Bob Dylan's song "The Times They Are A-Changin'" was released back in 1964 during an era of civil rights, social unrest, and political protest. For those of us who were living back then we would surely agree it was a time where things were changing! But the '60's weren't the only times that experienced great change. I suppose that in modern times the same thing could be said about any decade. And even now change seems to be happening at record speed in all spheres of life and culture: political, social, moral, economic, environmental, etc.
As Christians we've surely noted much change over the past few decades. This fact was highlighted to me recently by some old friends from New Zealand, Ian and Glenys Bayne. Ian is the pastor of Grace Presbyterian Church in Wellington, NZ. Ian and Glenys actually lived here in the B'ham area for a year or so back 10+ years ago. The Baynes also hosted our son, Addison, for 9 months back in 2006-07 during his gap year between high school and college. So we've known them quite a while and wanted to visit with them during their current holiday (vacation) here in the USA. Anita and I enjoyed talking, laughing, catching up, getting updates on various folks with the Baynes.
Ian mentioned a couple of times that things have drastically changed here since their last visit a decade ago. Ian said things are different here ... much less "Christian" ... much closer to the pagan / post-Christian culture he's familiar with in New Zealand. The last stanza of Dylan's song appropriately reminds us of how "rapidly fadin" are the values we once held here in the good ol' Bible-belt southern USA.
The line it is drawn
The curse it is cast
The slow one now
Will later be fast
As the present now
Will later be past
The order is rapidly fadin’
And the first one now will later be last
For the times they are a-changin’
This made me start thinking and asking myself a question - "I've been here at Community for almost 30 years and have seen many changes in our congregation and community but have we done a good job adapting our ministry model to the fundamental changes that have and are still taking place all around us?" I've concluded the answer is most likely "no." There are many things we do well as a church that shouldn't change and the core message of the gospel we proclaim certainly never changes. But have we been good students of the culture and made sure our ministry best meets the needs of the community in which we live? Have we adjusted our methods of reaching the unbeliever so that we can better relate to their way of thinking? Have we modified our ways of fellowship to facilitate better opportunities for people to live in community with one another? Have we tweaked our mercy ministry strategy as people's "needs" have evolved over the past several years? etc.
The temptation is to merely be trendy, utilize worldly principles at the expense of Biblical/theological integrity, allow culture to dictate what we do and how we do it, and merely give people what they want. This obviously isn't our goal or desire.

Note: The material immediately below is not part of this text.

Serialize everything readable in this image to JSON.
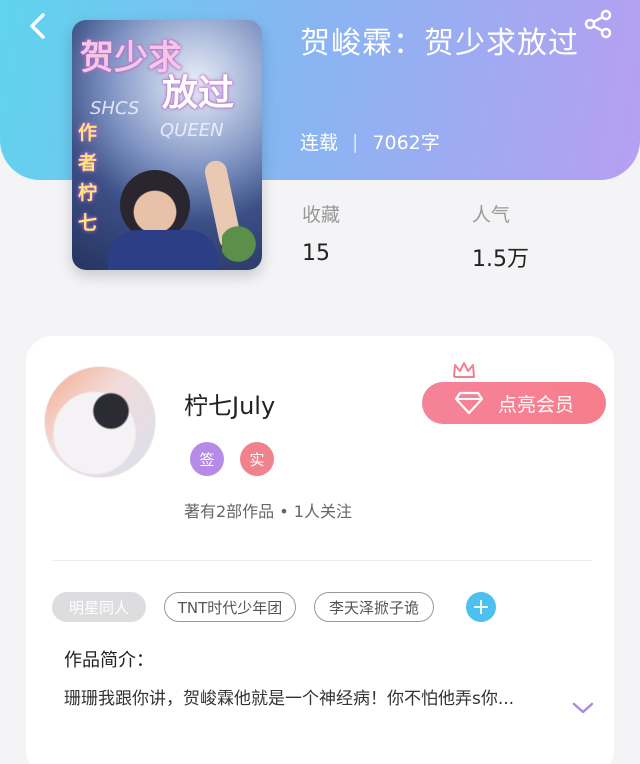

But we really do need to make sure we understand that the Moody/Leeds we knew 10-15 years ago no longer exists (so says the objective voice of a friend from New Zealand) and we have the responsibility to make sure that all we do is both Biblically/theologically sound and culturally sensible and applicable.
But there is hope in the midst of all this change. The times truly are a-changin' and God is absolutely in control of it all. Did you catch the line in Dylan's song ... "the first one now will later be last." Might this be a reference to Mark 10:31? - "But many who are first will be last, and the last first." The life of a follower of Jesus Christ is constantly changing as we daily are to take up our cross, die to self, and live for Christ and holiness. This is a life of change because our sinful hearts are continually telling us to be first, to be the greatest, to exalt ourselves. Let's be those who are not freaked out by change ... rather let's learn to adjust to changing times! And let's embrace the change of learning to be "last" as the Scripture calls us to be.